Most of us don't want to hear this, but; there are no quick fixes or short cuts to personal development (or to anything else worthwhile, for that
The road to bettering ourselves is a long continous one that requires time, commitment and
Of course, it's human nature to look for the quickest, easiest way to get what we want. We tend to look for the one size fits all solution to our problems.
We want to find the book, the DVD, or program that will fix us and make everything all right
- overnight - and we want it pronto!
Well here's the reality - apart from being improbable and unrealistic, most things just
don't work that way.

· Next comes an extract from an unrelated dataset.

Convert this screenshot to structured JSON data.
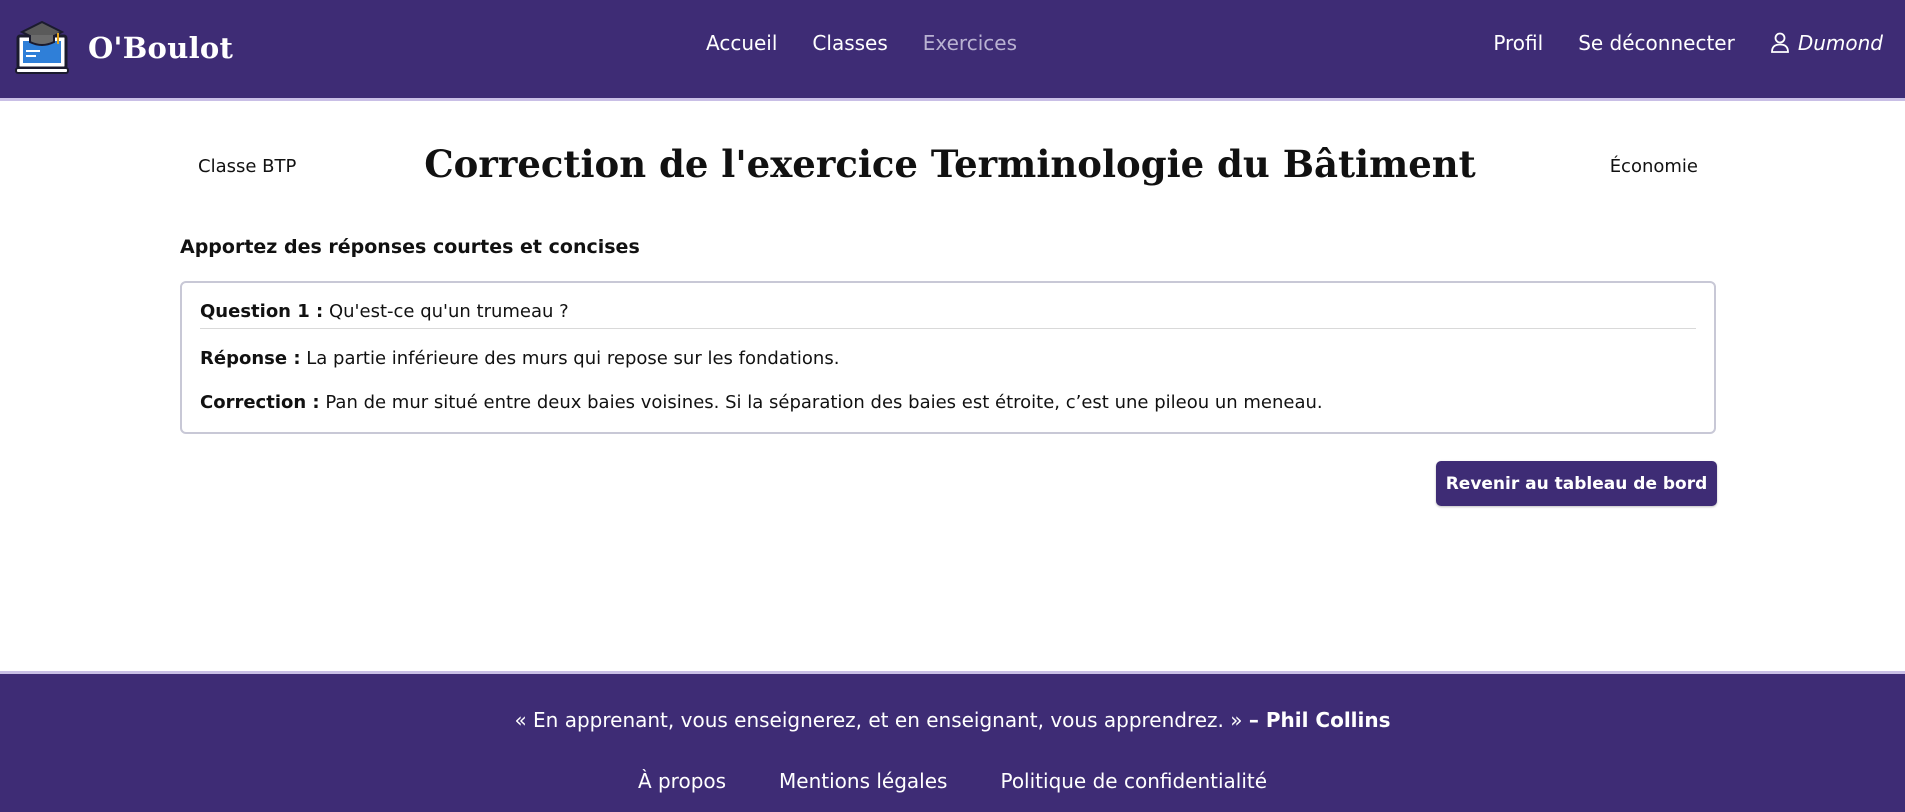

One of the reasons they don't, is that quick fixes are neither lasting, nor sustainable.
A quick fix for any problem is only meant to hold things together until an effective long-term solution is found. It's merely the proverbial band aid.
Making positive lasting change in your life takes time and this is why:

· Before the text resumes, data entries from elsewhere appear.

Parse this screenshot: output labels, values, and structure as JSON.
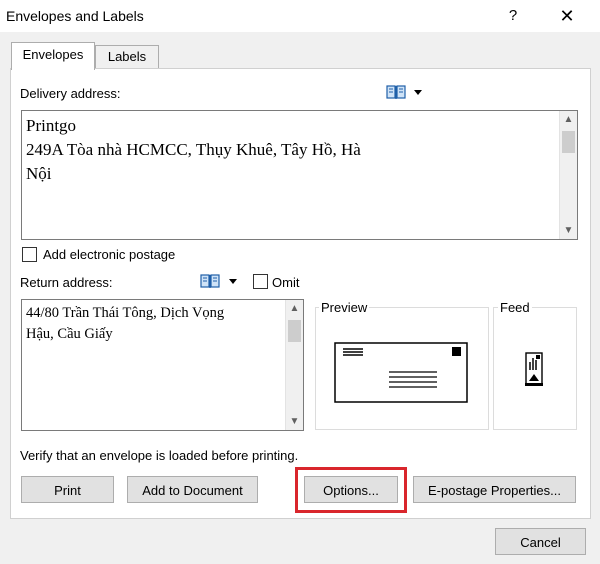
{
  "window": {
    "title": "Envelopes and Labels",
    "help_glyph": "?",
    "close_glyph": "✕"
  },
  "tabs": [
    {
      "label": "Envelopes",
      "active": true
    },
    {
      "label": "Labels",
      "active": false
    }
  ],
  "delivery": {
    "label": "Delivery address:",
    "text": "Printgo\n249A Tòa nhà HCMCC, Thụy Khuê, Tây Hồ, Hà\nNội"
  },
  "postage": {
    "label": "Add electronic postage",
    "checked": false
  },
  "return": {
    "label": "Return address:",
    "omit_label": "Omit",
    "omit_checked": false,
    "text": "44/80 Trần Thái Tông, Dịch Vọng\nHậu, Cầu Giấy"
  },
  "preview": {
    "label": "Preview"
  },
  "feed": {
    "label": "Feed"
  },
  "verify_text": "Verify that an envelope is loaded before printing.",
  "buttons": {
    "print": "Print",
    "add_to_document": "Add to Document",
    "options": "Options...",
    "epostage": "E-postage Properties...",
    "cancel": "Cancel"
  },
  "icons": {
    "address_book": "address-book-icon",
    "dropdown": "chevron-down-icon",
    "scroll_up": "▲",
    "scroll_down": "▼"
  },
  "colors": {
    "highlight": "#d9262c",
    "dialog_bg": "#f0f0f0"
  }
}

A new habit takes at least 21 days of consistent effort to set in
- When we try to change a behavior/habit or implement a new one, it takes at least 21 days of consistent repetative
behavior for it to set in.
If it happens to be an addiction, it could take as long as 35 days, or more. No quick fix is designed to
Habituation and homeostasis factors - Habituation refers to the things we do daily without having to think about doing them. Another way to put it is 'getting used to things'. Homeostasis, a term used mostly in the context
of biology, is a regulatory function that keeps an organism stable. An example would be when temperatures outdoors fall or raise significantly, our body temperature remains stable. Psychological homeostasis works similarly
in that it keeps you fixed in the same habits or mindsets whether they are working for you or not. That is why it's so hard to change a habit. Habituation and homeostasis, while they are necessary mechanisms so that you
don't have to rethink how to do everything every single time you go to do it, they make it very difficult for
quick fixes or behavior changes to take hold permanently.
Certain endeavors rely on ongoing repetitious strategies in order to take effect
- If you want to lose weight permanently, or if you intend on having successful relationships, plan to work on it for the long haul. For instance,
if you want to lose 20 pounds of weight, you cannot do it by eating little and well for only one day. Instead, you would have to implement a plan whereby you consume and expend a set amount of calories consistently over
a given period of time. Then the weight would come off slowly and steadily.
Likewise, to maintain a good relationship, you couldn't be pleasant and agreeable with someone for one or two days and then expect to have an understanding or connection. It would take days, months, sometimes even years to
build a trusting, mutually fulfilling relationship. It cannot happen overnight.
Only by working on goals slowly and steadily can you achieve lasting and rewarding results. By contrast crash dieting, blitzing, cramming, or bombarding (quick fixes) will derail your efforts.
It takes hard work and commitment - How many times have we started a new project, exercise routine, or diet plan bursting with energy and enthusiasm only to see wane and wither away? Too many, I’m sorry to say.
The truth is, it isn’t easy to stay focused and committed, which is why, once again, we look for the quick fix instead of buckling down and getting on with it. If we recognize that it will take time, hard work and continued dedication
to develop and improve ourselves, we would save a lot of time and heartache.
Examples where quick fixes have backfired:
Who doesn't want to be rich?
In 1993 Suzanne Mullins won $4.2 million in the Virginia lottery. She subsequently became deeply in debt to a company that lent her money using the winnings as collateral. What she came to realize is that in our culture we tend
to believe that money solves all problems and if people had more of it their troubles would be over. Unfortunately, when money is acquired quickly and suddenly it can cause more problems than it solves.
Evelyn Adams won the New Jersey lottery twice (1985, 1986) amounting to approximately $5.4 million. Today the money is gone and Adams lives in a trailer.
William Post won $16.2 million in the Pennsylvania lottery in 1988 but now lives on his Social
Security check. "I wish it never happened. It was totally a nightmare," says Post.
Susan Bradley, a financial planner who wrote Sudden Money: Managing a Financial
Windfall, says "People think windfalls are about money. But it's really all about change and transition ... and people need time to adjust."
(i.e. quick fixes do not last, nor do they actually fix anything).
What happens when we crash diet to lose weight quickly?
Although much has been written lately about how losing weight quickly is unhealthy and unproductive many still attempt it. Losing weight too quickly, like any sudden change to your body, is dangerous. We know that fad diets,
diet pills, and fasting indeed induce rapid weight loss, however they also cause you to lose muscle mass and may injure the heart and other vital organs in the process. The answer? Instead of aiming for an overnight
miracle (quick fix), opt for a sensible nutritious eating plan as
well as a realistic exercise regimen.
The bottom line is that personal development, or self-improvement, is hard work! It takes time, consistent effort, focus, discipline and patience. Remember the work you do daily, monthly and yearly culminates in a rewarding,